▶ [WHAT YOU ARE ASKED TO DO]: Take each line below that has "title" and copy it.

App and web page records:
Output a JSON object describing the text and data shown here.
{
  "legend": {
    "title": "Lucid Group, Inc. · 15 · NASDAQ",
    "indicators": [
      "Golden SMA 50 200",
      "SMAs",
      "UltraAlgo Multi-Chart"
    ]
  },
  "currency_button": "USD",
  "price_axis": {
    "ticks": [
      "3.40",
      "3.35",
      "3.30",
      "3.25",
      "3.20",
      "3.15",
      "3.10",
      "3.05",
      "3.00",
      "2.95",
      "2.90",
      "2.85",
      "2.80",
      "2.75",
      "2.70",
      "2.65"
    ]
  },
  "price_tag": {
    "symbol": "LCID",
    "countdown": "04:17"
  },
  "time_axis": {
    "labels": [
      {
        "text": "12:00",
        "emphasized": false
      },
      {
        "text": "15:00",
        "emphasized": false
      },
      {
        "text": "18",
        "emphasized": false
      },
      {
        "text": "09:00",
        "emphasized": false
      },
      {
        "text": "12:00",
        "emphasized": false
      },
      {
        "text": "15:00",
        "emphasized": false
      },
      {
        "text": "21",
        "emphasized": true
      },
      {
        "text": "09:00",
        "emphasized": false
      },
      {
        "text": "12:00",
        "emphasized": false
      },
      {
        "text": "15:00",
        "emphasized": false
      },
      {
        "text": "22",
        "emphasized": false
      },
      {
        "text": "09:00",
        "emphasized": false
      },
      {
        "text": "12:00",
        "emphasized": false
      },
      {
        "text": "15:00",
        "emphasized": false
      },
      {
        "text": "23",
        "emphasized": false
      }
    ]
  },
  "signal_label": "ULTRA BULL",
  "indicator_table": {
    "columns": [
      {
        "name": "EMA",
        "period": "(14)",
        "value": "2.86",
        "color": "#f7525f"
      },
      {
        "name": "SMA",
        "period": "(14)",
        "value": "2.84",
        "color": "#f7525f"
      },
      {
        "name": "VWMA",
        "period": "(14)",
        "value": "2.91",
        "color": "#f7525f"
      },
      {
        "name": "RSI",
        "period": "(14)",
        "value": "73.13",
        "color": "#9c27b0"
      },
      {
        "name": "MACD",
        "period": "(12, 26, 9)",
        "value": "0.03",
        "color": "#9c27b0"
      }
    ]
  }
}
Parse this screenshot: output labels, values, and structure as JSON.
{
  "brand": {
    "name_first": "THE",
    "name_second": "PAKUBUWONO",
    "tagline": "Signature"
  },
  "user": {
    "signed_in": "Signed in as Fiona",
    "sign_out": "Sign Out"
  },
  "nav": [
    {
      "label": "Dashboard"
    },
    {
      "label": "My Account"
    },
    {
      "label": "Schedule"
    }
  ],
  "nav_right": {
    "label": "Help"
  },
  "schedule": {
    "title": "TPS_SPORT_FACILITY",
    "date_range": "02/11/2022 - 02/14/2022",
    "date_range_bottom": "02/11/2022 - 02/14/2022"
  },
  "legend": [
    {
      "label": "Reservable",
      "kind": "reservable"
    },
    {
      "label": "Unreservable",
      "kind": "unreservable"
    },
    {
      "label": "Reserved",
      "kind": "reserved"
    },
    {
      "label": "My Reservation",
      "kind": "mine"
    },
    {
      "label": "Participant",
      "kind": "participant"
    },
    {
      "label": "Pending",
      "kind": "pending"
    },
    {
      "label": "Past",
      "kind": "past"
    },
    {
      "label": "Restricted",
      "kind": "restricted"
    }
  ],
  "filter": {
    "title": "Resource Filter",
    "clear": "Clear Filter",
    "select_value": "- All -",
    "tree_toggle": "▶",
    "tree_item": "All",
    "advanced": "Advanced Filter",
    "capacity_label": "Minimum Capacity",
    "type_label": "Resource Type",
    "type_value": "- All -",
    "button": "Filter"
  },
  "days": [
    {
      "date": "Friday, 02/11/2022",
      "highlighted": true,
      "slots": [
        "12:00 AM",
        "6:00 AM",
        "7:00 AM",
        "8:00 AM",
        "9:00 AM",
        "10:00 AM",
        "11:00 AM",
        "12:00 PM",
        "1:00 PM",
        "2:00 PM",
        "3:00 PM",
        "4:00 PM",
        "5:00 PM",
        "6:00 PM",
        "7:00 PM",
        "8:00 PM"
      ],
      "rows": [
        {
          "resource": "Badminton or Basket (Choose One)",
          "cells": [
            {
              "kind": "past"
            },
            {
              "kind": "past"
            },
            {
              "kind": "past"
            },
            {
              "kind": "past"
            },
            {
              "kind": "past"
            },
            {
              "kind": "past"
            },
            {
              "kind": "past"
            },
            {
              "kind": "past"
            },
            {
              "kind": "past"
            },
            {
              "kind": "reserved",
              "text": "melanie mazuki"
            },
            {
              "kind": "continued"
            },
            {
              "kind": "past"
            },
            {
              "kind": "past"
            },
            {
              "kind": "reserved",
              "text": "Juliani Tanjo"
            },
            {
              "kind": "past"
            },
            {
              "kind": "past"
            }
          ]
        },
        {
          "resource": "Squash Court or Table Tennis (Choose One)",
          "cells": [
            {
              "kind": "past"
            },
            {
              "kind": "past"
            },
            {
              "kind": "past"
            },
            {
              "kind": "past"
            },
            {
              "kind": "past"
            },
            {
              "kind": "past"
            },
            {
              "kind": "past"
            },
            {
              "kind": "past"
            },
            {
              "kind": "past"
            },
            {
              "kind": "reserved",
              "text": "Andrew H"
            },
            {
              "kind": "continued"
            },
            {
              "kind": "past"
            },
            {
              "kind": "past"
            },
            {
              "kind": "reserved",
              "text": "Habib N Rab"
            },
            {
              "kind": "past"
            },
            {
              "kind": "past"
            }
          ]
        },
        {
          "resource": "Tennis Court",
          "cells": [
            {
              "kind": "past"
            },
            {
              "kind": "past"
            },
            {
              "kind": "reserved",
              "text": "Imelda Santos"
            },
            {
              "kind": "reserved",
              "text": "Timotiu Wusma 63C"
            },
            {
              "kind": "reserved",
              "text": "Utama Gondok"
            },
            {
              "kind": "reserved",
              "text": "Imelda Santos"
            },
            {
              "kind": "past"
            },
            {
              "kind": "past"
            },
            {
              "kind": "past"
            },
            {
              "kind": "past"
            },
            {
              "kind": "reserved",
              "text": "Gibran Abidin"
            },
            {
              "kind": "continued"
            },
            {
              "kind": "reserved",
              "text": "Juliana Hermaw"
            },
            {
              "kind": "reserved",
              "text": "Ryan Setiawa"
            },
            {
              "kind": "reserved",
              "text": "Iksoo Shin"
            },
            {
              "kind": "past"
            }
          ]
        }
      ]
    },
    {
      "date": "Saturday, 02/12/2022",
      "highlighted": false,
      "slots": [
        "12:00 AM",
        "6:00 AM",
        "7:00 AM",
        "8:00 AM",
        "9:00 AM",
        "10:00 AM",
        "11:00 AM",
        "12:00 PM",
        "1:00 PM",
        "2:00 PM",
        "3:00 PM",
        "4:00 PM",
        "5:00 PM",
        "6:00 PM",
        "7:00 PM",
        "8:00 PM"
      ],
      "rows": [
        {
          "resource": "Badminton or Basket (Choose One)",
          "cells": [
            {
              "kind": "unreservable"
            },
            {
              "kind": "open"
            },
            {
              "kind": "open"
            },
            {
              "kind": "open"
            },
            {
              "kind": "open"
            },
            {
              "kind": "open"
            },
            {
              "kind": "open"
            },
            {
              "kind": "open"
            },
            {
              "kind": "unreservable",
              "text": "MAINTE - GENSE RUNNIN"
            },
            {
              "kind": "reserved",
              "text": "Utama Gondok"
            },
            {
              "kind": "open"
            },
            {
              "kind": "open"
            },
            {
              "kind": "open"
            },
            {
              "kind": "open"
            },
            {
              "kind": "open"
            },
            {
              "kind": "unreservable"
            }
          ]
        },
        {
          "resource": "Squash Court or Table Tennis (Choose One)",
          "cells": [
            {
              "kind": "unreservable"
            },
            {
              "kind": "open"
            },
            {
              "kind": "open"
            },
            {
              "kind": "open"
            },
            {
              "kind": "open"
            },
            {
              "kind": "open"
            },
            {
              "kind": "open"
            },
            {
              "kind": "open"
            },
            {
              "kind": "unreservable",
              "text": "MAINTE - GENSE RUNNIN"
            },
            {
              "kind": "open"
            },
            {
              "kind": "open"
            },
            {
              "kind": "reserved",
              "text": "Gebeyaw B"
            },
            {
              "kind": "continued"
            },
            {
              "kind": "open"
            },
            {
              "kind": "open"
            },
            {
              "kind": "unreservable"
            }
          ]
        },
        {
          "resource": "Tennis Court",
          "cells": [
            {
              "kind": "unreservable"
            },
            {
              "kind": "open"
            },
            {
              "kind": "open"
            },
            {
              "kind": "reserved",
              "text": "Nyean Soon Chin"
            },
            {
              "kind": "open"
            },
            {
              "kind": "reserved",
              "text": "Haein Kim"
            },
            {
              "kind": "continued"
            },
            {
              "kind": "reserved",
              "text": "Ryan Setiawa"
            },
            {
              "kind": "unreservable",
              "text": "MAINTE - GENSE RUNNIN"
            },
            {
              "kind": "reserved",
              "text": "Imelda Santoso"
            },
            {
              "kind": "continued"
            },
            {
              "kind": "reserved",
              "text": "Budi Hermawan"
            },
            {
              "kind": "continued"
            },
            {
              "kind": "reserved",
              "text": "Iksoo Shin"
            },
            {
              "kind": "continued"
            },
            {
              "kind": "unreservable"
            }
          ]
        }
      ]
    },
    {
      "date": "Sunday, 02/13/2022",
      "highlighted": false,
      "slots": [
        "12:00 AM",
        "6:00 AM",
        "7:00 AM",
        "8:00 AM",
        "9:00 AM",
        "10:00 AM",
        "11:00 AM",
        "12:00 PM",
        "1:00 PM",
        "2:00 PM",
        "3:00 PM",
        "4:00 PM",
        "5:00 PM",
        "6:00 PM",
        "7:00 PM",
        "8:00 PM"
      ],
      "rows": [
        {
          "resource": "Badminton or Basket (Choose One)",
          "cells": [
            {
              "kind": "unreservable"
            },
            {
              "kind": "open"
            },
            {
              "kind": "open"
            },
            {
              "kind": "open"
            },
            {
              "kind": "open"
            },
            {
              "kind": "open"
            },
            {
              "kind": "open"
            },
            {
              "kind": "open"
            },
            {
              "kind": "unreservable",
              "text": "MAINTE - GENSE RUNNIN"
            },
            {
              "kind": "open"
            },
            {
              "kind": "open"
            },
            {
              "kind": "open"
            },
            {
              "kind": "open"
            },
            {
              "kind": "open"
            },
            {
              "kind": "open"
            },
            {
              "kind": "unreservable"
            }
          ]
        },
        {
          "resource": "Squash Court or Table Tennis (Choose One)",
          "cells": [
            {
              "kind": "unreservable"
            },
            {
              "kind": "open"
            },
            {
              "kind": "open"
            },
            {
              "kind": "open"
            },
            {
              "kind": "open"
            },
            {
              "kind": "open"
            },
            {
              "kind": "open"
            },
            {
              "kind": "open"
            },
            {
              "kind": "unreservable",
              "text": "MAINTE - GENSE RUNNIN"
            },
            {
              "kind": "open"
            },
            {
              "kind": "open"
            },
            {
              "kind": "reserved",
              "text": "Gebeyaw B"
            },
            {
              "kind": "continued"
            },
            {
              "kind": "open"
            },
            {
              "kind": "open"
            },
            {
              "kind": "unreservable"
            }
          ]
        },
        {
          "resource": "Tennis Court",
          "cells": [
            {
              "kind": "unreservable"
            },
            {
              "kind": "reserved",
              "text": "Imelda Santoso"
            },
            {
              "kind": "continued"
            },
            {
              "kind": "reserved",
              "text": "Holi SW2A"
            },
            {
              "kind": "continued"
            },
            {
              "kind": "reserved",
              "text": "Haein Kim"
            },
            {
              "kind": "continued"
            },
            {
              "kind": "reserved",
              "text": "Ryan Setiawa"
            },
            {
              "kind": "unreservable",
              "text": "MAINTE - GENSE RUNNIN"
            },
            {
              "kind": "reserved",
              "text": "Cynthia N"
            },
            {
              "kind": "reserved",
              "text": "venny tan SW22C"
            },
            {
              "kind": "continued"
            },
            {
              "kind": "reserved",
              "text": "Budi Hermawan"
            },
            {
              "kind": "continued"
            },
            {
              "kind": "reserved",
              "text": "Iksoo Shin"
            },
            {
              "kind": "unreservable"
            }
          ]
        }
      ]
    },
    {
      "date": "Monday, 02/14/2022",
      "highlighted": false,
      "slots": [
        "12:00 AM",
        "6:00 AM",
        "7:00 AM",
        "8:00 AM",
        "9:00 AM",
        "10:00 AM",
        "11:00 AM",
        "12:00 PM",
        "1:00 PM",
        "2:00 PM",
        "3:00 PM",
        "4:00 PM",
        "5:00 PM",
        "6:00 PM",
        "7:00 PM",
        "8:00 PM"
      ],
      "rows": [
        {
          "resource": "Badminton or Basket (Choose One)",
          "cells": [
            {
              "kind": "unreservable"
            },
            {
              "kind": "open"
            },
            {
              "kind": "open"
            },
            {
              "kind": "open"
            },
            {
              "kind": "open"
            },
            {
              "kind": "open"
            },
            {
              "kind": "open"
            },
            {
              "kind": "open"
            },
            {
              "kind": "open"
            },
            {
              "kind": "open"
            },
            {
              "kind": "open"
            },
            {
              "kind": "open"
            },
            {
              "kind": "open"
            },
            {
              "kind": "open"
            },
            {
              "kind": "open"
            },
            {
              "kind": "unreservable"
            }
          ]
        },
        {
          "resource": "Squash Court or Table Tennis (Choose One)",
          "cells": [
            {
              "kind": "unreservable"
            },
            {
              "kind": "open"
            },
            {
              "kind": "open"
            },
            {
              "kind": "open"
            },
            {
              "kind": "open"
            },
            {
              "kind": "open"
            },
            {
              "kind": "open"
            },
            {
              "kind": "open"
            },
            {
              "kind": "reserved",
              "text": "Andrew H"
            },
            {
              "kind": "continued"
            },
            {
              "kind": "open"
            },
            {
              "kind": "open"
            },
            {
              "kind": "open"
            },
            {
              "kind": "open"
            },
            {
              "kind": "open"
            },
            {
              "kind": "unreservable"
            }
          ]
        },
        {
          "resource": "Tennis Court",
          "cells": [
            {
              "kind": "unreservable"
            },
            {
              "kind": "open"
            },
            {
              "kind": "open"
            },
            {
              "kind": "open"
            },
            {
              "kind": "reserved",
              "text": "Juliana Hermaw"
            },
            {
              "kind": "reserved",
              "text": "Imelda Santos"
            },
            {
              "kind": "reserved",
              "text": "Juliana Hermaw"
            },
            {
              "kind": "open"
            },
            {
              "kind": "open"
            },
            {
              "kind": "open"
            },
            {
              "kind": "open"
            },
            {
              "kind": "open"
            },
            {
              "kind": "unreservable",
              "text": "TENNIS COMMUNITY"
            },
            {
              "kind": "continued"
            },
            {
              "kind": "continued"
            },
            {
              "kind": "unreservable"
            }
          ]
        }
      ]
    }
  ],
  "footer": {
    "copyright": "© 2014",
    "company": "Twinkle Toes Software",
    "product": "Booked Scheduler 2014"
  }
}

▶ [THE COMPLETED TASK]:
    "title": "Lucid Group, Inc. · 15 · NASDAQ",
    "title": "TPS_SPORT_FACILITY",
    "title": "Resource Filter",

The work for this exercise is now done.